The group not only punctuated Joshua Bell’s red-blooded, even explosive playing of the solo part, it complemented the glow he brought the slow movement. 

Bell gave gleam and spontaneity into the ethereal beginning, but he soon threw himself into the first movement’s mercurial shifts, changing in moments from lyrical expansiveness to virtuoso abandon. His most forceful strokes had a punch and robustness that would have suited Shostakovich.

But Bell savored the slow movement’s expansiveness and glow, and he swept through the finale’s pyrotechnics with bravura and galloping energy galore. While he didn’t play an encore, he did sign autographs at intermission—perhaps marking another step toward normalcy post-pandemic.

The concert opened with the world premiere of Nico Muhly’s Bright Idea, commissioned by the orchestra to mark Valčuha’s advent. 

In his program note, Muhly explains that he salutes the occasion in the start of the piece by beginning with the player next to Valčuha: concertmaster Yoonshin Song. She first plays a spirited solo akin to a jig—not that its meter is that regular—and the action gradually spreads through the orchestra, which adds all manner of glittering action of its own.

As the 11-minute scherzo progresses, speed and sparkle remain ever-present—if only in the background at times—but other colors and textures come into play, from weighty chords swapped among the orchestra’s lowest sections to chattering for the brasses to a bounding interjection from the timpani.

On Friday, concertmaster Song opened the piece jauntily, and the rest of the orchestra produced an ever-changing bustle of energy. The orchestra was so busy that it might be impossible for anyone other than Muhly and Valčuha to know if everything was in place. But the sum total was a joyful noise.
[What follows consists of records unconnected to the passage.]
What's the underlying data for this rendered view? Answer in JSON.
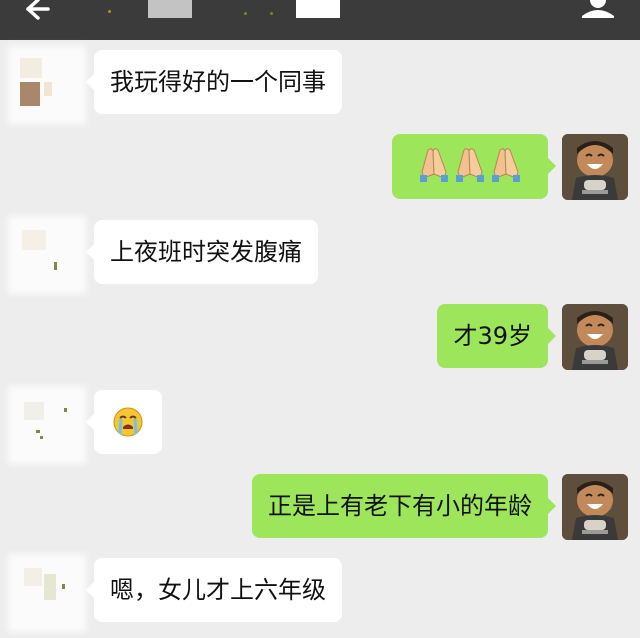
{
  "topbar": {
    "back_icon": "back-arrow-icon",
    "more_icon": "profile-icon"
  },
  "messages": [
    {
      "side": "left",
      "text": "我玩得好的一个同事"
    },
    {
      "side": "right",
      "text": "",
      "emoji": [
        "folded-hands-icon",
        "folded-hands-icon",
        "folded-hands-icon"
      ]
    },
    {
      "side": "left",
      "text": "上夜班时突发腹痛"
    },
    {
      "side": "right",
      "text": "才39岁"
    },
    {
      "side": "left",
      "text": "",
      "emoji": [
        "loudly-crying-face-icon"
      ]
    },
    {
      "side": "right",
      "text": "正是上有老下有小的年龄"
    },
    {
      "side": "left",
      "text": "嗯，女儿才上六年级"
    }
  ],
  "colors": {
    "topbar": "#3b3b3b",
    "background": "#ededed",
    "own_bubble": "#9de55b",
    "other_bubble": "#ffffff"
  }
}
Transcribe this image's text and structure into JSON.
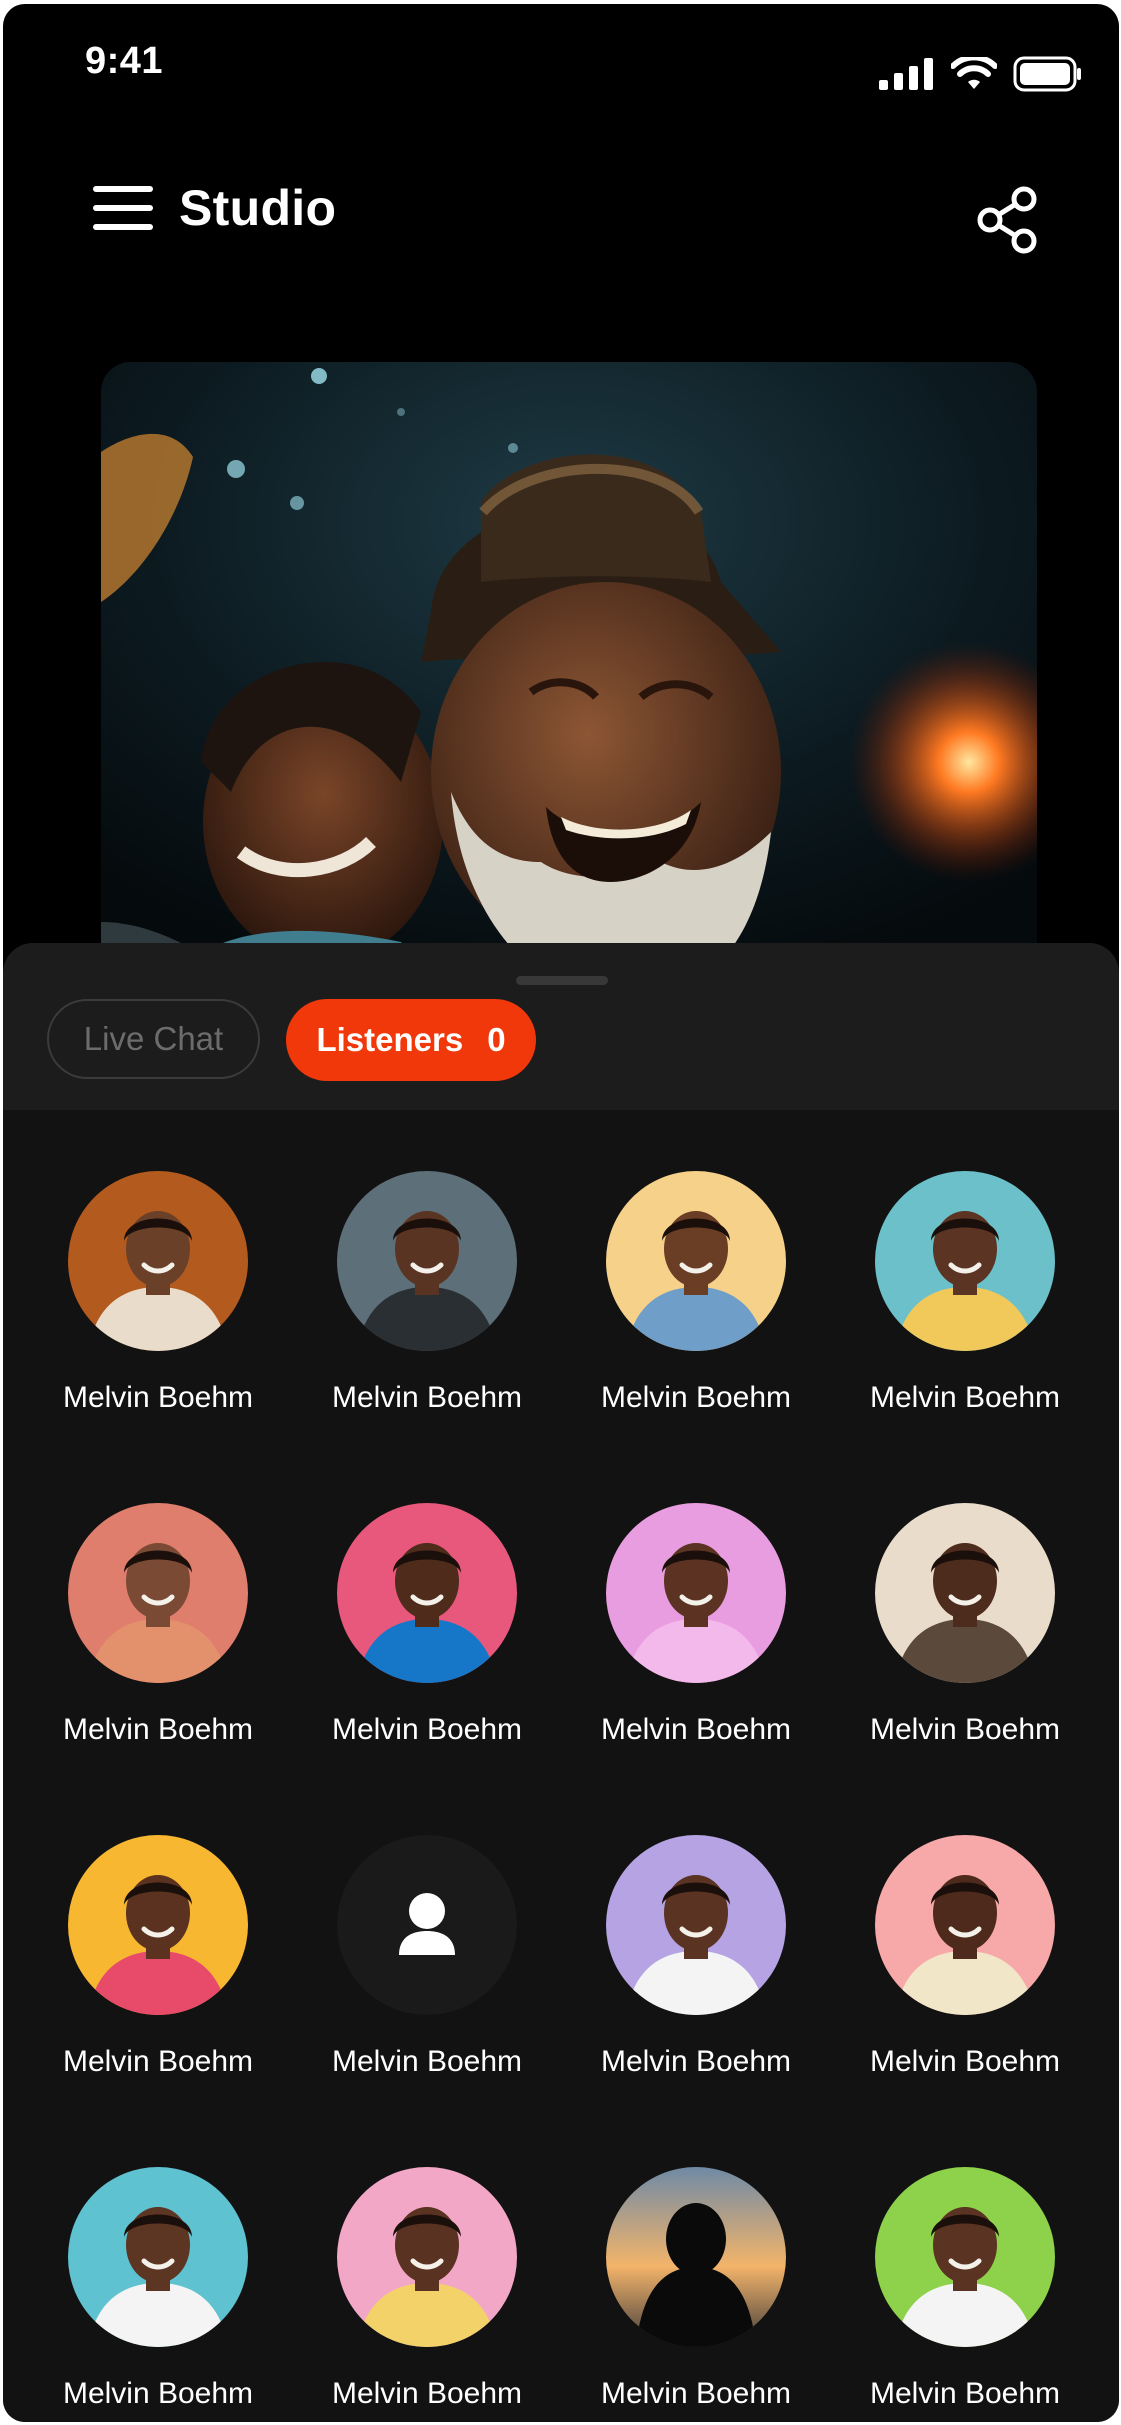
{
  "status_bar": {
    "time": "9:41"
  },
  "header": {
    "title": "Studio",
    "menu_icon": "hamburger-menu-icon",
    "share_icon": "share-icon"
  },
  "video": {
    "description_icon": "live-video-feed"
  },
  "tabs": {
    "live_chat": "Live Chat",
    "listeners_label": "Listeners",
    "listeners_count": "0"
  },
  "colors": {
    "accent": "#f0380b",
    "background": "#000000",
    "sheet": "#121212"
  },
  "listeners": [
    {
      "name": "Melvin Boehm",
      "bg": "#b35a1e",
      "skin": "#6b4028",
      "shirt": "#e9dccb",
      "avatar": "photo"
    },
    {
      "name": "Melvin Boehm",
      "bg": "#5d6f79",
      "skin": "#5a3422",
      "shirt": "#2a2f33",
      "avatar": "photo"
    },
    {
      "name": "Melvin Boehm",
      "bg": "#f6d18a",
      "skin": "#6a3d25",
      "shirt": "#6f9ec8",
      "avatar": "photo"
    },
    {
      "name": "Melvin Boehm",
      "bg": "#6cc0c9",
      "skin": "#5b3423",
      "shirt": "#f1c95a",
      "avatar": "photo"
    },
    {
      "name": "Melvin Boehm",
      "bg": "#e07e6e",
      "skin": "#7a4a35",
      "shirt": "#e3906d",
      "avatar": "photo"
    },
    {
      "name": "Melvin Boehm",
      "bg": "#e8587d",
      "skin": "#4e2b1b",
      "shirt": "#1677c8",
      "avatar": "photo"
    },
    {
      "name": "Melvin Boehm",
      "bg": "#e99de1",
      "skin": "#5c3322",
      "shirt": "#f3b9ea",
      "avatar": "photo"
    },
    {
      "name": "Melvin Boehm",
      "bg": "#e9dccb",
      "skin": "#4d2c1d",
      "shirt": "#5b4a3c",
      "avatar": "photo"
    },
    {
      "name": "Melvin Boehm",
      "bg": "#f7b731",
      "skin": "#5a321f",
      "shirt": "#e84a6a",
      "avatar": "photo"
    },
    {
      "name": "Melvin Boehm",
      "bg": "#1a1a1a",
      "skin": "#ffffff",
      "shirt": "#ffffff",
      "avatar": "placeholder"
    },
    {
      "name": "Melvin Boehm",
      "bg": "#b5a3e4",
      "skin": "#5a3322",
      "shirt": "#f4f4f4",
      "avatar": "photo"
    },
    {
      "name": "Melvin Boehm",
      "bg": "#f7a8a8",
      "skin": "#4d2a1b",
      "shirt": "#f1e6c8",
      "avatar": "photo"
    },
    {
      "name": "Melvin Boehm",
      "bg": "#5fc2d0",
      "skin": "#5c3523",
      "shirt": "#f4f4f4",
      "avatar": "photo"
    },
    {
      "name": "Melvin Boehm",
      "bg": "#f2a7c7",
      "skin": "#5a3221",
      "shirt": "#f4d26a",
      "avatar": "photo"
    },
    {
      "name": "Melvin Boehm",
      "bg": "#d2a46b",
      "skin": "#0a0a0a",
      "shirt": "#0a0a0a",
      "avatar": "silhouette"
    },
    {
      "name": "Melvin Boehm",
      "bg": "#8ed14a",
      "skin": "#5a3322",
      "shirt": "#f4f4f4",
      "avatar": "photo"
    }
  ]
}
The Houston Symphony repeats the program 8 p.m. Saturday and 2:30 p.m. Sunday at Jones Hall.

Leave a Comment